▸ **Task data**
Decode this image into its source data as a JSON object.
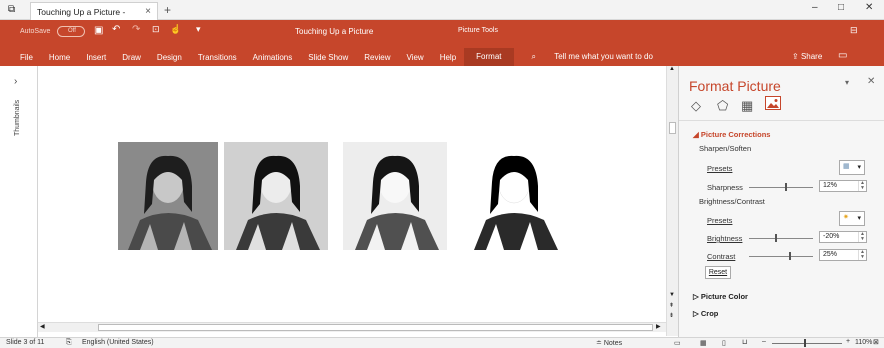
{
  "browser": {
    "tab_title": "Touching Up a Picture -",
    "close": "×",
    "new_tab": "+"
  },
  "window": {
    "title": "Touching Up a Picture",
    "contextual": "Picture Tools",
    "minimize": "–",
    "maximize": "□",
    "close": "✕"
  },
  "qat": {
    "autosave": "AutoSave",
    "autosave_state": "Off"
  },
  "ribbon": {
    "tabs": [
      "File",
      "Home",
      "Insert",
      "Draw",
      "Design",
      "Transitions",
      "Animations",
      "Slide Show",
      "Review",
      "View",
      "Help",
      "Format"
    ],
    "tell_me": "Tell me what you want to do",
    "share": "Share"
  },
  "thumbnails": {
    "label": "Thumbnails",
    "chevron": "›"
  },
  "panel": {
    "title": "Format Picture",
    "section_corrections": "Picture Corrections",
    "sharpen_soften": "Sharpen/Soften",
    "presets_1": "Presets",
    "sharpness_label": "Sharpness",
    "sharpness_value": "12%",
    "brightness_contrast": "Brightness/Contrast",
    "presets_2": "Presets",
    "brightness_label": "Brightness",
    "brightness_value": "-20%",
    "contrast_label": "Contrast",
    "contrast_value": "25%",
    "reset": "Reset",
    "section_color": "Picture Color",
    "section_crop": "Crop"
  },
  "status": {
    "slide": "Slide 3 of 11",
    "language": "English (United States)",
    "notes": "Notes",
    "zoom": "110%"
  }
}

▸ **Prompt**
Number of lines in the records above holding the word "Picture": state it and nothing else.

▸ **Answer section**
6